***** GIVEN ENTRIES *****

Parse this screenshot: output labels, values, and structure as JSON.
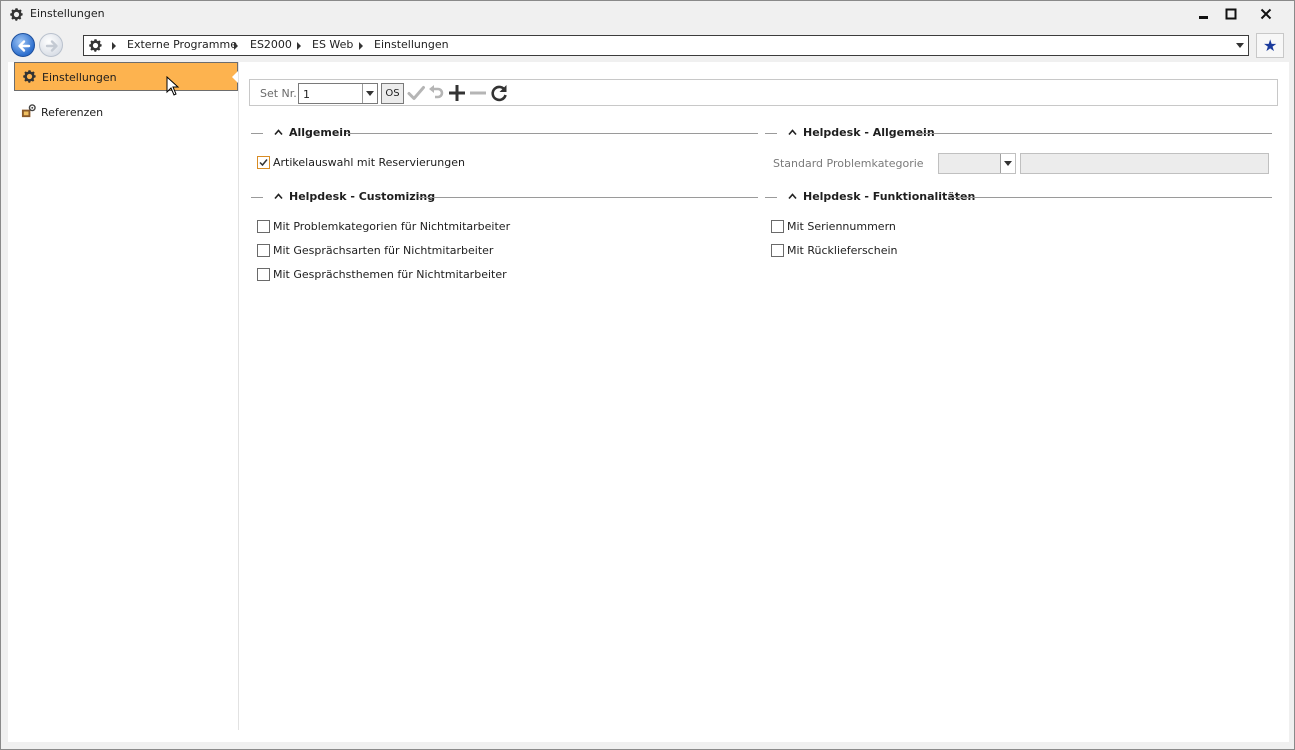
{
  "window": {
    "title": "Einstellungen",
    "app_icon": "gear-icon"
  },
  "breadcrumb": {
    "icon": "gear-icon",
    "items": [
      "Externe Programme",
      "ES2000",
      "ES Web",
      "Einstellungen"
    ]
  },
  "sidebar": {
    "items": [
      {
        "label": "Einstellungen",
        "icon": "gear-icon",
        "active": true
      },
      {
        "label": "Referenzen",
        "icon": "references-icon",
        "active": false
      }
    ]
  },
  "toolbar": {
    "set_label": "Set Nr.",
    "set_value": "1",
    "os_label": "OS",
    "icons": [
      "check-icon",
      "undo-icon",
      "plus-icon",
      "minus-icon",
      "refresh-icon"
    ]
  },
  "sections": {
    "allgemein": {
      "title": "Allgemein",
      "items": [
        {
          "label": "Artikelauswahl mit Reservierungen",
          "checked": true
        }
      ]
    },
    "helpdesk_allgemein": {
      "title": "Helpdesk - Allgemein",
      "field_label": "Standard Problemkategorie"
    },
    "helpdesk_customizing": {
      "title": "Helpdesk - Customizing",
      "items": [
        {
          "label": "Mit Problemkategorien für Nichtmitarbeiter",
          "checked": false
        },
        {
          "label": "Mit Gesprächsarten für Nichtmitarbeiter",
          "checked": false
        },
        {
          "label": "Mit Gesprächsthemen für Nichtmitarbeiter",
          "checked": false
        }
      ]
    },
    "helpdesk_funktionalitaeten": {
      "title": "Helpdesk - Funktionalitäten",
      "items": [
        {
          "label": "Mit Seriennummern",
          "checked": false
        },
        {
          "label": "Mit Rücklieferschein",
          "checked": false
        }
      ]
    }
  },
  "colors": {
    "active_item": "#fdb34f",
    "accent_check": "#d98c24",
    "favorite_star": "#1a3a9c"
  }
}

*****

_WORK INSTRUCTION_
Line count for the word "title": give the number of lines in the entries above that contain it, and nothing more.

_ANSWER TO THIS TASK_
5